## Problem to solve
Repeat every record below exactly, but leave out any pictures.

Segment Start: Extracted information

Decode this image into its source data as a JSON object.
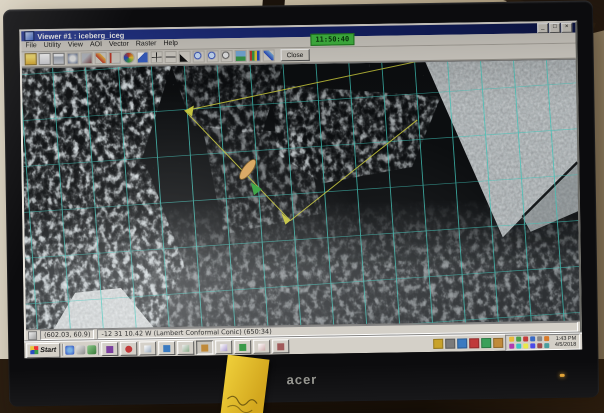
{
  "monitor": {
    "brand_label": "acer"
  },
  "overlay_clock": {
    "time": "11:50:40",
    "bg_color": "#3aa53a"
  },
  "viewer_window": {
    "title": "Viewer #1 : iceberg_iceg",
    "menus": [
      "File",
      "Utility",
      "View",
      "AOI",
      "Vector",
      "Raster",
      "Help"
    ],
    "toolbar": {
      "close_label": "Close",
      "icon_names": [
        "open-folder",
        "new-sheet",
        "printer",
        "redisplay",
        "stamp",
        "pencil",
        "measure",
        "palette",
        "select-pointer",
        "crosshair",
        "dash-line",
        "arrow-tool",
        "zoom-in",
        "zoom-box",
        "zoom-out",
        "image-display",
        "band-chart",
        "blue-pen"
      ]
    },
    "status": {
      "cursor": "(602.03, 60.9)",
      "readout": "-12 31 10.42 W  (Lambert Conformal Conic)  (650:34)"
    }
  },
  "canvas_overlays": {
    "grid_color": "#3fc4b8",
    "track_color": "#c2c23a",
    "ship_color": "#d8a45c",
    "marker_color": "#2fa03a"
  },
  "taskbar": {
    "start_label": "Start",
    "clock_time": "1:43 PM",
    "clock_date": "4/5/2018"
  }
}
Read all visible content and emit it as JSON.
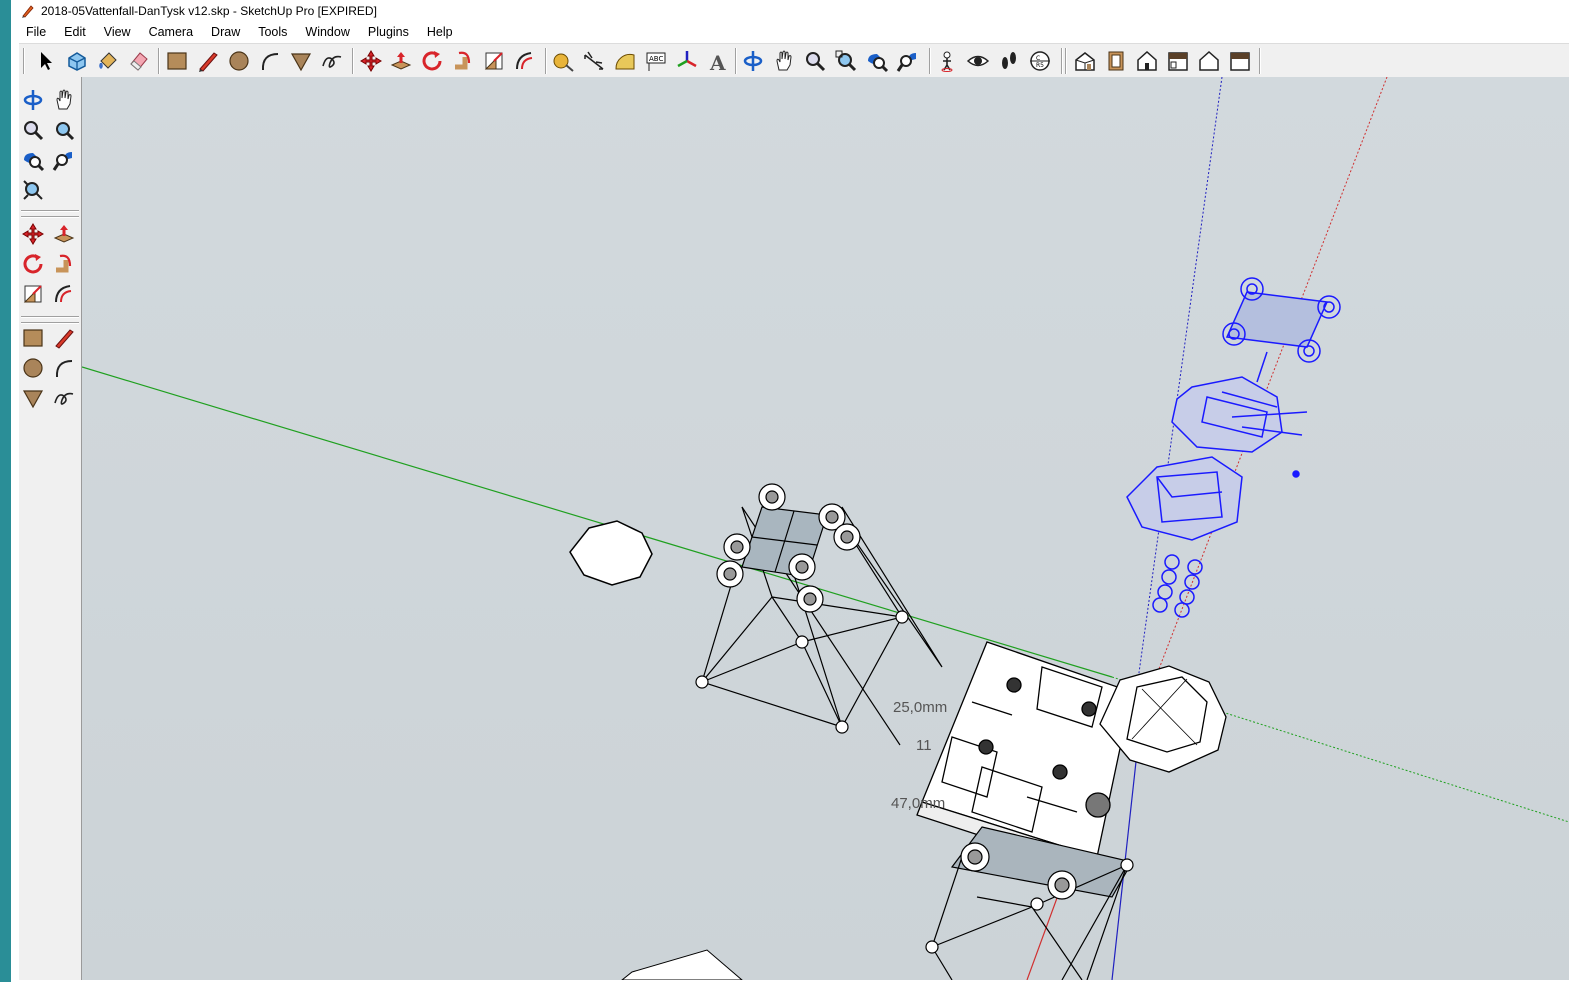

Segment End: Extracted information

## Solved problem
Decode this image into its source data as a JSON object.
{
  "monitor": {
    "brand_label": "acer"
  },
  "overlay_clock": {
    "time": "11:50:40",
    "bg_color": "#3aa53a"
  },
  "viewer_window": {
    "title": "Viewer #1 : iceberg_iceg",
    "menus": [
      "File",
      "Utility",
      "View",
      "AOI",
      "Vector",
      "Raster",
      "Help"
    ],
    "toolbar": {
      "close_label": "Close",
      "icon_names": [
        "open-folder",
        "new-sheet",
        "printer",
        "redisplay",
        "stamp",
        "pencil",
        "measure",
        "palette",
        "select-pointer",
        "crosshair",
        "dash-line",
        "arrow-tool",
        "zoom-in",
        "zoom-box",
        "zoom-out",
        "image-display",
        "band-chart",
        "blue-pen"
      ]
    },
    "status": {
      "cursor": "(602.03, 60.9)",
      "readout": "-12 31 10.42 W  (Lambert Conformal Conic)  (650:34)"
    }
  },
  "canvas_overlays": {
    "grid_color": "#3fc4b8",
    "track_color": "#c2c23a",
    "ship_color": "#d8a45c",
    "marker_color": "#2fa03a"
  },
  "taskbar": {
    "start_label": "Start",
    "clock_time": "1:43 PM",
    "clock_date": "4/5/2018"
  }
}
Read all visible content and emit it as JSON.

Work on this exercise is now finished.